211 new COVID-19 cases in Interior Health over the weekend

Currently, there are 875 active cases of the virus in the region

A nurse prepares a dose of the COVID-19 vaccine in Kelowna on Tuesday, March 16. As of April 19, more than 230,000 doses have been administered across the Interior Health region. (Phil McLachlan/Black Press)
More than 230K doses of COVID-19 vaccine administered across Interior Health

A total of 220,216 first doses and 13,775 second doses have been given to residents across the B.C. Interior

A new non-profit after school program starts in Revelstoke. The Revelstoke Afterschool Society focuses on spending time outside. school (Liam Harrap/Revelstoke Review)
Columbia Basin Trust doles out funds for child care providers

Sixteen Revelstoke providers received money

FILE – NDP Leader John Horgan, right, and local candidate Mike Farnworth greet one another with an elbow bump during a campaign stop in Coquitlam, B.C., on Friday, September 25, 2020. THE CANADIAN PRESS/Darryl Dyck
B.C. won’t be using random individual road stops to enforce travel rules: Safety Minister

Minister Mike Farnworth says travel checks only being considered at major highway junctions, ferry ports

A man drowned while out swimming near the Peach and the children statue in Penticton on Monday, April 19, 2021. (Monique Tamminga Western News)
Penticton man drowns swimming in Okanagan Lake

A witness brought him to shore and performed CPR but the man later died in hospital

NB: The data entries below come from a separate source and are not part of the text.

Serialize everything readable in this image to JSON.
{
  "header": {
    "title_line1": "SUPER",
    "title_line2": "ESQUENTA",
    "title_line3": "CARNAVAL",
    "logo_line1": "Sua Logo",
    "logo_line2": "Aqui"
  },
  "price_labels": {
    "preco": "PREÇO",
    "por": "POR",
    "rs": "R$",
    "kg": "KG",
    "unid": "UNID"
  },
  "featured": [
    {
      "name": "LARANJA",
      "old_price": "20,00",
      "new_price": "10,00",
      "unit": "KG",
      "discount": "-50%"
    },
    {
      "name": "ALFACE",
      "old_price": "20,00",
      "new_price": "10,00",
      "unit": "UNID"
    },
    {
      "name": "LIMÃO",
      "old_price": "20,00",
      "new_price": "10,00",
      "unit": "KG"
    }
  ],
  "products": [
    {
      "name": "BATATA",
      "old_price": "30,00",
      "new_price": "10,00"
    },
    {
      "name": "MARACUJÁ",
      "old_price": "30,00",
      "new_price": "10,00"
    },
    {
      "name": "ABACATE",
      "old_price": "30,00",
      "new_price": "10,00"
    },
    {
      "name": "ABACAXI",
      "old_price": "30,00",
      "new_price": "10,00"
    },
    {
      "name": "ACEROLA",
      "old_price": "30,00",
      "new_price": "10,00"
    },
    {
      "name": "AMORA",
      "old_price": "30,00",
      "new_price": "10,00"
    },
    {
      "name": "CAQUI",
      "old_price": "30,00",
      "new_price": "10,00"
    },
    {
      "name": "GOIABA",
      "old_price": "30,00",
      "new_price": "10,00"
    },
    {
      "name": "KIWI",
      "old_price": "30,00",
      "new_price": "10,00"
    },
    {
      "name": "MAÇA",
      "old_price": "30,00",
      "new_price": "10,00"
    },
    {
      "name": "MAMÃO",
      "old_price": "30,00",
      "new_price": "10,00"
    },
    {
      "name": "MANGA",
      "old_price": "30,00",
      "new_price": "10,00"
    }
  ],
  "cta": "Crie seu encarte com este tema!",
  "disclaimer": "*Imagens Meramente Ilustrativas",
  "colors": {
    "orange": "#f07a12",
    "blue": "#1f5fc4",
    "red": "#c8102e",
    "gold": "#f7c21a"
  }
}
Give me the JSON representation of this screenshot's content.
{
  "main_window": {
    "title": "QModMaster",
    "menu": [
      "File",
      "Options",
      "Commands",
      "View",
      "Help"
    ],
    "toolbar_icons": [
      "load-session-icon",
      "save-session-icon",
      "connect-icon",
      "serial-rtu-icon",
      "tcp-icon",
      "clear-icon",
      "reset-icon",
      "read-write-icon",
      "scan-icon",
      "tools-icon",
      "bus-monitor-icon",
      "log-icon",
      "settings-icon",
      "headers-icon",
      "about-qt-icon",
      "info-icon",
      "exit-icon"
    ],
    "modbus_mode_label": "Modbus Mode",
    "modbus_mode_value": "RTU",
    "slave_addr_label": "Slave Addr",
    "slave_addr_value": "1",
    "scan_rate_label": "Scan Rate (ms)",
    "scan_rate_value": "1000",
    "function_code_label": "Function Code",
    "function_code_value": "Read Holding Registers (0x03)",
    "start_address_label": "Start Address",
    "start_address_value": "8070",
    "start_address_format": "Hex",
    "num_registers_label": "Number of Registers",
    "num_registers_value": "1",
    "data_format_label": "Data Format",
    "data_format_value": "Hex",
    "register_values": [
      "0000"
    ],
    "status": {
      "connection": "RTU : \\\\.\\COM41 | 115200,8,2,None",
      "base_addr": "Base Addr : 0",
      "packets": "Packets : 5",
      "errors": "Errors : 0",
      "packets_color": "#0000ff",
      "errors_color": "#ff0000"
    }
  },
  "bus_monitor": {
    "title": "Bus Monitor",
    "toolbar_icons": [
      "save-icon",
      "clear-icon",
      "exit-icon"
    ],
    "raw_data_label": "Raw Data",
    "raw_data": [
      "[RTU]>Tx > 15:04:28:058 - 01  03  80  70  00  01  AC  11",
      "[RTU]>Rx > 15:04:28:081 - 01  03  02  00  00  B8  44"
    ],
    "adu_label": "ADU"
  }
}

FILE – Health-care workers wave to people clapping and yelling thank you to the frontline workers during the 7 p.m.-tribute outside the Lions Gate Hospital in North Vancouver, B.C. Wednesday, April 8, 2020. THE CANADIAN PRESS/Jonathan Hayward
B.C. nurses issue plea for all to follow health orders as hospitalizations spike

Nurses worried about strain COVID-19 is having on hospital capacity, care

Join Black Press Media and Do Some Good
Join Black Press Media and Do Some Good

Pay it Forward program supports local businesses in their community giving

The river channel north of Osoyoos Lake where a man and his dog were rescued on April 19. (Google Maps)
Man and dog rescued from South Okanagan river channel

The man had driven his Jeep into the river off of the dike roadway near Osoyoos Lake

Jasmyn Yakura’s 2004 Chevy Aveo ended up going off Cosens Bay Road Sunday, April 18, with her behind the wheel, and coming to rest down a steep cliff. Yakura suffered only minor injuries. She was helped back to the road by a friend travelling behind her when the car left the road. (Yakura family photo)
North Okanagan driver credits seatbelt with saving life

Jasmyn Yakura, 17, survived after car went off Cosens Bay Road over a cliff, flipping ‘five or six times or more’

University of Victoria rowing coach Barney Williams is photographed in the stands during the Greater Victoria Invitational at CARSA Performance Gym at the University of Victoria in Victoria, B.C., on Friday, November 29, 2019. The University of Victoria says Williams has resigned effective immediately. (THE CANADIAN PRESS/Chad Hipolito)
University of Victoria women’s rowing coach resigns by mutual agreement

Lawsuit filed last summer accused Barney Williams of verbal abuse

Former B.C. premier Christy Clark. (Black Press Media files)
Former B.C. premier to testify at money laundering hearing today

Attorney General David Eby has been added to the witness list as well

Most Read